Many experts agree that when trying to quit smoking that avoiding your craving triggers doesn’t work but acknowledging and accepting them does.
Additionally, downloading an app which employs this approach could increase one’s odds of quitting, this according to a study found in JAMA Internal Medicine.
The authors of study claim that avoidance creates a paradox in which avoidance actually creates more of the feeling on is trying to avoid.
On the other hand, one problem with the tech assisted approach is the availability of technology itself. People trying to quit need a phone, a phone plan and an app (which may or may not be free). While for many of smartphones may feel ubiquitous many Americans below the poverty line do not possess a smartphone.

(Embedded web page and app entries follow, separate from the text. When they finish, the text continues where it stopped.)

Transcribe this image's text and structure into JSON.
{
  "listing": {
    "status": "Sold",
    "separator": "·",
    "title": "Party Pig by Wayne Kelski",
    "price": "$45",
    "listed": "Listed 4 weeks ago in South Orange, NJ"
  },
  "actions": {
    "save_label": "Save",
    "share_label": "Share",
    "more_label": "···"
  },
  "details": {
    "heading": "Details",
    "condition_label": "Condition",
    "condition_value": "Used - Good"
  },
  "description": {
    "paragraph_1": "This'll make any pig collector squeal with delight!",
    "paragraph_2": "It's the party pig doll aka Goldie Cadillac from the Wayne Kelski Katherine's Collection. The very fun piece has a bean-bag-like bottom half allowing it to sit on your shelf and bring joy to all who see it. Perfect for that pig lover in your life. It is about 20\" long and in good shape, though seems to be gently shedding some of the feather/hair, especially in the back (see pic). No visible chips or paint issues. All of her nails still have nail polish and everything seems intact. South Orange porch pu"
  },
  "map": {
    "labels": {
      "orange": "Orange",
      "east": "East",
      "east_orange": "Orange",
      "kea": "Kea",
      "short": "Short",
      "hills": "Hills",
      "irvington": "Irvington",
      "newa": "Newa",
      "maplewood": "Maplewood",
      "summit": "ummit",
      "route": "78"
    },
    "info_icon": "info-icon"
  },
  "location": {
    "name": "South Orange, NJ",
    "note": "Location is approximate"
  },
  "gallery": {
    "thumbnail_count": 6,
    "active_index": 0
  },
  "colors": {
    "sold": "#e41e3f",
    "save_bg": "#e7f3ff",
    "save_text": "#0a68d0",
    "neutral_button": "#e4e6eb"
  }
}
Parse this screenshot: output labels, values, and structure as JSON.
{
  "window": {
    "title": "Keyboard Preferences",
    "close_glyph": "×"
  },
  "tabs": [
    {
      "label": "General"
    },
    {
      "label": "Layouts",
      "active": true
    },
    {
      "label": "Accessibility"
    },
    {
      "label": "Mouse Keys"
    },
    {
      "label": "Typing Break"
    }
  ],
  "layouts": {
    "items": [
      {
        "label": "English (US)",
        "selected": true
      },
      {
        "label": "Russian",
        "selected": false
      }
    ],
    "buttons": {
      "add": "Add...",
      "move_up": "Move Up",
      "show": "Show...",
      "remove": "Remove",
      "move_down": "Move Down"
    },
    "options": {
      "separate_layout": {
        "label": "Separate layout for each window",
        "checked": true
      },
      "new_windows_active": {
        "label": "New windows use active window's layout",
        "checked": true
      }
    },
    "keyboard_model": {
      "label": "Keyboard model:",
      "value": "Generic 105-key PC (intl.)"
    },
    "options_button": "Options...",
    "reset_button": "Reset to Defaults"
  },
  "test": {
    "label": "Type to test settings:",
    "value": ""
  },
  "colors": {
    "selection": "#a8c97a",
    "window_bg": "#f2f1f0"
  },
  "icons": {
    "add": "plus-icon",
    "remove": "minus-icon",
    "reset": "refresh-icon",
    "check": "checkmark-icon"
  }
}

Even though smoking tobacco is now at a record low in the U.S. some 34 million Americans still smoke.
The researchers could not rely on simple data provided by the app companies so had to conduct their own study to generate more accurate data. They created a randomized clinical test in which smokers using two different apps were compared. They found that the app assisted acceptance to avoid cravings method was 50% more effective.
Studies have noted that depression can raise the risk of heart disease and can also make recovery from cardiovascular diseases more difficult than normal. Similar bodies of past research have also shown that blood pressure medications themselves may increase the risk of depression.
A new report, however, by the American Heart Association found that this does not seem to be the case.
The new study published in the journal titled Hypertension found that not one of the forty-one leading medications used to treat high blood pressure increased risk of depression. And the study even found that nine of the medications might actually lower the risk of depression in patients.
The authors wrote in the study that both results were “highly surprising.”
Research from 2016 noted that blood pressure meds that we call calcium antagonists and those we call beta-blockers might lead to higher risk of hospital admissions for mood disorders.
The same study reported that angiotensin converting enzyme inhibitors and angiotensin receptor blockers might be associated with a lower risk for mood disorders.
The authors of the 2016 study wrote that cardiovascular meds, depending on the medication, might lower or heighten the risk of mood disorders. However, the new researcher seems to suggest only the latter is true.